I can see until I can see no more. The flat line of horizon stops. There are small tornadoes of dust…tiny whirlwinds of white and brown sand and dust rising up from the earth.

I wonder if these are dangerous. How fast is the wind? Will they cross the road?

I pull into a gas station. There is an employee in the restroom cleaning the mirror and I ask...

“So…what are those little tornados of dirt?”

“What do you mean?” She looks at me confused.

“Well…I mean what are they? They look like dust tornadoes. Are they dangerous? Will they hurt my car? Should I be worried about them?”

She laughs so hard I think she is going to cry.

“Naw. They are harmless.”

I ask her why she thinks this is so funny.

“I’ve never had anyone ask me that before. They are just so common around here.”
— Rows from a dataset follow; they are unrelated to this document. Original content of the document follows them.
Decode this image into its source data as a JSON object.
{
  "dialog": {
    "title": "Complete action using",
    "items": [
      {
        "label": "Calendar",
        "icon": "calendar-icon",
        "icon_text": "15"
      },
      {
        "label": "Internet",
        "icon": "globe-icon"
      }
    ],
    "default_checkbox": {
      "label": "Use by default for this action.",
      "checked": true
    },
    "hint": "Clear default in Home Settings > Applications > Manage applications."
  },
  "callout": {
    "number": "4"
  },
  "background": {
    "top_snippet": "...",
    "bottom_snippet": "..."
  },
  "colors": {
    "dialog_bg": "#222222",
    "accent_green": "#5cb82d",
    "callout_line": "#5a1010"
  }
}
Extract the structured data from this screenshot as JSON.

I stop again. I have to. Singing Bon Jovi’s “Livin’ on a Prayer” can keep me entertained for only so long. Texas is big. Ginormous actually.

I’m at a fast food restaurant. Burger. Fries. Big delicious cold and icy Coke.
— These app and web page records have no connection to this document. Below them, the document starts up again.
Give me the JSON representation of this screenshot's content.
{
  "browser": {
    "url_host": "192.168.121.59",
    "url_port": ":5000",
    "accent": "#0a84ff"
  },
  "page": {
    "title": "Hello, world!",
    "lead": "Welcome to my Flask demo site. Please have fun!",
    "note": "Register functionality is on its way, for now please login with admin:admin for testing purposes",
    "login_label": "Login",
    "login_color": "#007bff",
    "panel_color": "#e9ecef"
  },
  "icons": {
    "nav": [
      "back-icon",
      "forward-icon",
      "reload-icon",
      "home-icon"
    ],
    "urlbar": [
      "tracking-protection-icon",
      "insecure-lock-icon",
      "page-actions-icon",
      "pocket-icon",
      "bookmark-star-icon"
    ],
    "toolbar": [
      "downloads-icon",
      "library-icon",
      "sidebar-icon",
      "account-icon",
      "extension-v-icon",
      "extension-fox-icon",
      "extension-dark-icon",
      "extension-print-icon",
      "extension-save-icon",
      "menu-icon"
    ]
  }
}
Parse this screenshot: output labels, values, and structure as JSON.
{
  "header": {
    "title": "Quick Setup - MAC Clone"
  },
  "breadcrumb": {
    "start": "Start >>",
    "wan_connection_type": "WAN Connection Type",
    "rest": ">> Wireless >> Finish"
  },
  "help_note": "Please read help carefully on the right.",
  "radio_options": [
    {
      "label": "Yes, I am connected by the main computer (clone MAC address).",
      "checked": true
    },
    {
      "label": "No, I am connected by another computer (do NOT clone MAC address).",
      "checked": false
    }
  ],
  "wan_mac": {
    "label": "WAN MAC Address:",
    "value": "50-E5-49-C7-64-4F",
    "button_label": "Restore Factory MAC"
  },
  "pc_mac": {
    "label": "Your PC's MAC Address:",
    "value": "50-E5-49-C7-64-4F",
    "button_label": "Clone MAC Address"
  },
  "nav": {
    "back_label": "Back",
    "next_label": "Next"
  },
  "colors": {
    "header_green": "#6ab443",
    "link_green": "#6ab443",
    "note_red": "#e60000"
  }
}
I’m eating my meal.

I see them. Two men. They are speaking Spanish. Their skin is very brown…weathered. They are in their late 20’s I think. One wears a wedding band, cowboy boots and a baseball cap. The other has gages in his ears, cowboy hat and work boots. Both are covered in dirt that is brown and black.

They are laughing. The one with gages is missing a front tooth.

I am extremely curious. I want to ask them so many questions, like where they are from…and whether their family is here with them. I want to know if they work on the oil fields and if they are happy. I want to know if they are immigrants to America or whether they were raised here. I want to know if they drive a truck and what they love about living here and what scares them. I want to know if they own one gun or lots of them and if they know how to dance and if they like to dance. I want to know what kind of music they listen to and if they enjoy a cold beer every once in a while.

But I don’t…because I am afraid.

I’m afraid because I’m a woman and they are two men. I’m afraid because I am small and they look stronger than me. I’m afraid because I’m not sure if they speak English. I’m afraid because I’m not quite sure where I am in Texas. I’m afraid because someone told me to be afraid. I’m afraid and I am sad and I want to be brave enough to ask them if they live through their soul.

But I don’t.

I get back in my car and I think and pray and wonder if this has anything to do with what’s going on in Ferguson.